__Exercise description__.
When you reach the records below, output every one exactly as written but leave out any pictures.

__Material provided__.
################

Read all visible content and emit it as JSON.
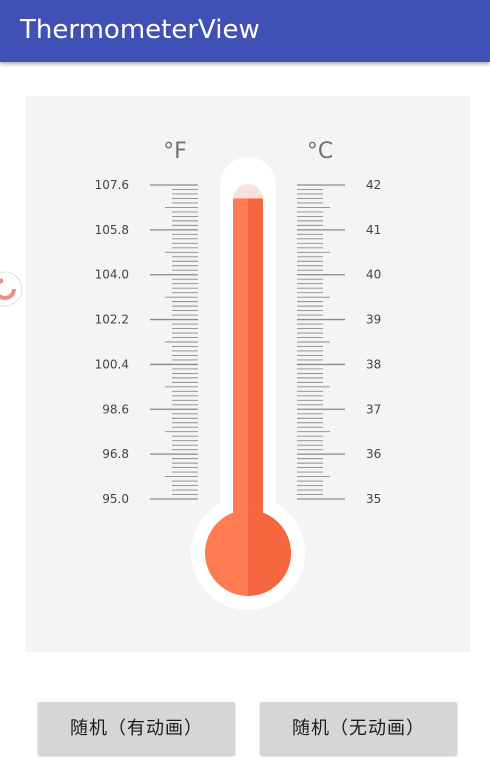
{
  "app": {
    "title": "ThermometerView"
  },
  "thermometer": {
    "fahrenheit_unit": "°F",
    "celsius_unit": "°C",
    "fahrenheit_labels": [
      "107.6",
      "105.8",
      "104.0",
      "102.2",
      "100.4",
      "98.6",
      "96.8",
      "95.0"
    ],
    "celsius_labels": [
      "42",
      "41",
      "40",
      "39",
      "38",
      "37",
      "36",
      "35"
    ],
    "celsius_min": 35,
    "celsius_max": 42,
    "current_celsius": 41.7,
    "mercury_color": "#ff7b52",
    "mercury_dark": "#f4673f",
    "tube_top_color": "#fbe1db",
    "tick_color": "#8a8a8a"
  },
  "buttons": {
    "random_animated": "随机（有动画）",
    "random_static": "随机（无动画）"
  }
}
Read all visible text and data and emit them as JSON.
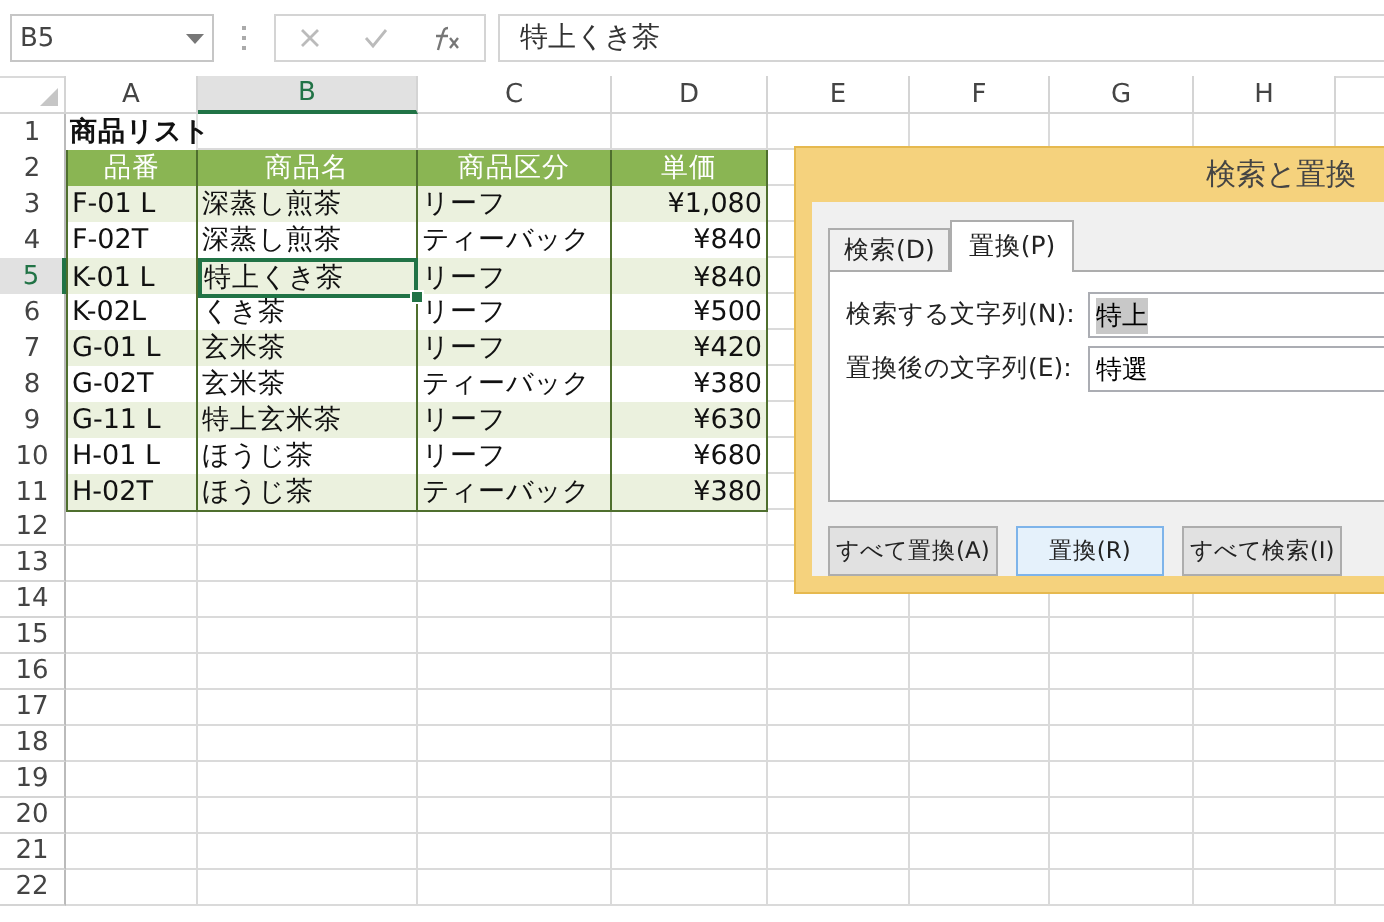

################

__Result__.
Read all visible content and emit it as JSON.
{
  "app": {
    "title": "ThermometerView"
  },
  "thermometer": {
    "fahrenheit_unit": "°F",
    "celsius_unit": "°C",
    "fahrenheit_labels": [
      "107.6",
      "105.8",
      "104.0",
      "102.2",
      "100.4",
      "98.6",
      "96.8",
      "95.0"
    ],
    "celsius_labels": [
      "42",
      "41",
      "40",
      "39",
      "38",
      "37",
      "36",
      "35"
    ],
    "celsius_min": 35,
    "celsius_max": 42,
    "current_celsius": 41.7,
    "mercury_color": "#ff7b52",
    "mercury_dark": "#f4673f",
    "tube_top_color": "#fbe1db",
    "tick_color": "#8a8a8a"
  },
  "buttons": {
    "random_animated": "随机（有动画）",
    "random_static": "随机（无动画）"
  }
}
Read all visible text and data and emit them as JSON.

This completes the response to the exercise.